SHANGHAI, China, July 26. HE still holds the title of greatest Olympian in history. He's brought attention to the sport like no one before him. For now, though, Michael Phelps has lost his identity as the best swimmer in the world. That much was affirmed in Shanghai Tuesday night when Ryan Lochte ascended to the top of the medals podium in the 200 freestyle and onto the throne of the water world.
Flash back to last summer and the Pan Pacific Championships. It was in Irvine, Calif. where Lochte started to make a push for the title he now owns. He won six gold medals at the competition – four individually – and jumpstarted this topic of conversation: Can he supplant Phelps as the sport's premier performer?

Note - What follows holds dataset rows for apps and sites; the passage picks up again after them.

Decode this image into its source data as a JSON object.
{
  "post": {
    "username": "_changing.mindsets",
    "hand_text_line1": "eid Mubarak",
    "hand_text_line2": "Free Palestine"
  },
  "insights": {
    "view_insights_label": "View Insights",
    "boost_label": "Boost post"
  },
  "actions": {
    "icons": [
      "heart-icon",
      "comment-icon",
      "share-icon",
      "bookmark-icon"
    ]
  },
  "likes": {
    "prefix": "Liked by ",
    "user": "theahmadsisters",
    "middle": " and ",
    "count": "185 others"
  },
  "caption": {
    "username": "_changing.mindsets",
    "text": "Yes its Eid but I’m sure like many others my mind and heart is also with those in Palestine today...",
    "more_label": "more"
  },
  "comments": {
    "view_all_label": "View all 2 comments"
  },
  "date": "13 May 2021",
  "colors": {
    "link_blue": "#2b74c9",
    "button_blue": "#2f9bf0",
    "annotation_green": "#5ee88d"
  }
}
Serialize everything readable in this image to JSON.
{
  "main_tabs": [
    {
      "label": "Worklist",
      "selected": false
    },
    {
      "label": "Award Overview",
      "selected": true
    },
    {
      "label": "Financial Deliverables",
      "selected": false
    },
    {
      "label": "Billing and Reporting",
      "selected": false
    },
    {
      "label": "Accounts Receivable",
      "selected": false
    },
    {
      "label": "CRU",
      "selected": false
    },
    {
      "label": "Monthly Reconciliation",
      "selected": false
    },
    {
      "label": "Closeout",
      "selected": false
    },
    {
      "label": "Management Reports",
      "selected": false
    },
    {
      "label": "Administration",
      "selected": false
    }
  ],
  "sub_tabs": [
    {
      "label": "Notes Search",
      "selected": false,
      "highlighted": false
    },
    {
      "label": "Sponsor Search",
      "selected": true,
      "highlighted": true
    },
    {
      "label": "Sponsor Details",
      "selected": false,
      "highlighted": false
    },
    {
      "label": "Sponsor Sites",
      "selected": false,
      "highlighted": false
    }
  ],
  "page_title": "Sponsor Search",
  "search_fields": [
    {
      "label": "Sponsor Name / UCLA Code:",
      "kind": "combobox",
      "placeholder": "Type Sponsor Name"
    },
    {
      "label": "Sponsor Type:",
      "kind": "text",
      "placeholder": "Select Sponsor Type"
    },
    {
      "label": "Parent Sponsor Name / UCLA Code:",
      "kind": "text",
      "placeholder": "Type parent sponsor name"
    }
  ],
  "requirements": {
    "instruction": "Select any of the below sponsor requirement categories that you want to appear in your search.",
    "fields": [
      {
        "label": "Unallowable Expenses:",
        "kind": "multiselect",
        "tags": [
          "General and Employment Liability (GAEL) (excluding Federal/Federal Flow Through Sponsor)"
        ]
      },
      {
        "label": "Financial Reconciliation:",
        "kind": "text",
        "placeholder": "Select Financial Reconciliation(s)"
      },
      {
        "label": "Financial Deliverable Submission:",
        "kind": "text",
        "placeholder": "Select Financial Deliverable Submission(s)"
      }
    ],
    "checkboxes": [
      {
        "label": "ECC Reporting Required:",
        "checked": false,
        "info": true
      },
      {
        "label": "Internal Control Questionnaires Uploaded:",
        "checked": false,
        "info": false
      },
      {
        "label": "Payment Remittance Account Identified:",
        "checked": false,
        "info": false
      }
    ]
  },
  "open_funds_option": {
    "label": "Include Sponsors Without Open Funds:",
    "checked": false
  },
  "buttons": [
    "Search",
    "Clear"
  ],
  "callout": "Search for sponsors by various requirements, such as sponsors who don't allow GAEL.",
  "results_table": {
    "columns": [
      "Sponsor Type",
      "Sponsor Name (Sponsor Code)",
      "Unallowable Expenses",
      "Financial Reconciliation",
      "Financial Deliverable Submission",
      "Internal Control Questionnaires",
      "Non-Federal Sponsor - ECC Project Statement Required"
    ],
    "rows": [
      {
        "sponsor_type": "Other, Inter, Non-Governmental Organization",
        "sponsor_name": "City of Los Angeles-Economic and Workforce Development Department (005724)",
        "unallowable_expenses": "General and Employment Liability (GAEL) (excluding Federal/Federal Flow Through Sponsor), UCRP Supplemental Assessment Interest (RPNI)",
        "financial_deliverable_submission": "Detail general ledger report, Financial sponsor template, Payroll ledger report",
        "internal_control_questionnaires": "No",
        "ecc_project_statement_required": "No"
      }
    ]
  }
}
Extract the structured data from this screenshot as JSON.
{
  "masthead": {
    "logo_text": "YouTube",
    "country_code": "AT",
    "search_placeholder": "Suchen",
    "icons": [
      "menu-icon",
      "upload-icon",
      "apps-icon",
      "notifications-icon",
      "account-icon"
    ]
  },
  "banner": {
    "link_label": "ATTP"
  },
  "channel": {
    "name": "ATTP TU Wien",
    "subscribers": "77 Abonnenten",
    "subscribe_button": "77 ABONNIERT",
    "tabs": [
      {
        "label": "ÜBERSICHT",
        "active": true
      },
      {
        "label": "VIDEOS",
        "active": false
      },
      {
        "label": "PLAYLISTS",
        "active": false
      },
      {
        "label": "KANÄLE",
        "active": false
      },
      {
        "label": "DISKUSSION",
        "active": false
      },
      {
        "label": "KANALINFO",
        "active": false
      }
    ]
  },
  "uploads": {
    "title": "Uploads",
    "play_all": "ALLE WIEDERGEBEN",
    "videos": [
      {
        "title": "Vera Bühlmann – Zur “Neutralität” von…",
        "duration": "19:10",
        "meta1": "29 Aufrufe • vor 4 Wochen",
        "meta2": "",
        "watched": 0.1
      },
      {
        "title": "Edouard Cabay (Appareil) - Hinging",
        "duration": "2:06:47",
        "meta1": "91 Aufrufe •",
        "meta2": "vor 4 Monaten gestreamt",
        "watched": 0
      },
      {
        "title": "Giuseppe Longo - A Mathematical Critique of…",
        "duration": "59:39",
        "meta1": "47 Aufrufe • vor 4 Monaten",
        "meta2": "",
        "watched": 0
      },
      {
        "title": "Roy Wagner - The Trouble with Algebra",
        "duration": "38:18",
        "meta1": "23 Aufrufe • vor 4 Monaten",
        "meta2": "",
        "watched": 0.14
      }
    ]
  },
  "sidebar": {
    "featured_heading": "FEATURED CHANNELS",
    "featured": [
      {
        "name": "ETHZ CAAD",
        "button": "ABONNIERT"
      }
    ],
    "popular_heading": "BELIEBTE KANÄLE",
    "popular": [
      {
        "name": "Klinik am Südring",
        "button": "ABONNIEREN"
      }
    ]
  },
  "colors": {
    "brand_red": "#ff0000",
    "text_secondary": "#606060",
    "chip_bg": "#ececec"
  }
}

Yes, Lochte produced an extraordinary showing in Southern California, but none of his triumphs arrived over Phelps, the measuring stick in the sport – even if Phelps has long been measured by a different ruler. Now, however, Lochte has toppled his good friend and rival in front of a world audience, something that once seemed impossible, especially after the 2008 Olympics in Beijing. The question that arose last August has been answered.
For years, thanks to dominating efforts all over the globe, Phelps has humbled and mentally thrashed the opposition. Few have confidently stepped onto the blocks with the notion that Phelps was beatable. Lochte? He's another story. The man with the care-free persona, which has been likened to that of the Jeff Spicoli character from Fast Times at Ridgemont High, has always believed he could get to Phelps' level, and beyond.
He has arrived at that point, with more to come.
"I guess it was my time tonight," Lochte said.
There was a time when Lochte was the bridesmaid of American swimming, not quite able to keep up with Aaron Peirsol in the 200 backstroke and unable to edge ahead of Phelps in the 200 individual medley. Gradually, he removed that distinction. It officially started with a victory over Peirsol in the 200 back final at the 2007 World Champs in Melbourne, although Peirsol rebounded two years later in Rome. It continued when Lochte, though not in head-to-head form, bettered Phelps' top time in the 200 individual medley.
Along the way, Lochte made the 200 freestyle into a major event and not just something he contested for the sake of American-relay support. His 400 IM, meanwhile, has continued to improve, giving Lochte an arsenal that is – ahem – Phelpsian. Heck, the guy handled the butterfly leg for the United States at the 2010 World Short Course Championships, registering the best split of the competition as the United States claimed gold. And, he's among the best in the world in the 100 back, an event he rarely gets to race in peak form.
Perhaps it's fitting that Lochte's rise to the top spot in the sport came in the 200 free, an event that boasted – arguably – the best field of the competition. In his coronation at the Oriental Sports Center, the Floridian did what Phelps has done so often to his foes: He ate them up in the latter half of the race. Lochte's split for the third lap was 26.29, nearly a second quicker than Phelps. It was that stretch of the pool that changed the race.
"I knew Michael wanted to go out to clean water, so I had to stay in striking distance and just work what I'm good at, those underwaters on each turn," Lochte said. "It's a big confidence boost. Hopefully, this win will help carry me in my other races. I still have a big load."
This column is not suggesting Phelps is incapable of regaining his status as the global No. 1. By going 1:44.79 for the silver medal, the North Baltimore poster boy uncorked a stellar performance and showed that, despite having backed off his training while tending to other interests, he remains a global force. More, considering his vile distaste for defeat, you can bet Phelps will go to the wall in preparation for London.
Still, Phelps will be an underdog when he and Lochte square off in the 200 individual medley and, for the first time since anyone can remember, he likely will be beaten by the same person on two occasions in one meet. When you look at that scenario, it speaks to both Phelps' legacy and the emergence of Lochte as a special talent.
And the new Man to Beat.
Follow John Lohn on Twitter: @JohnLohn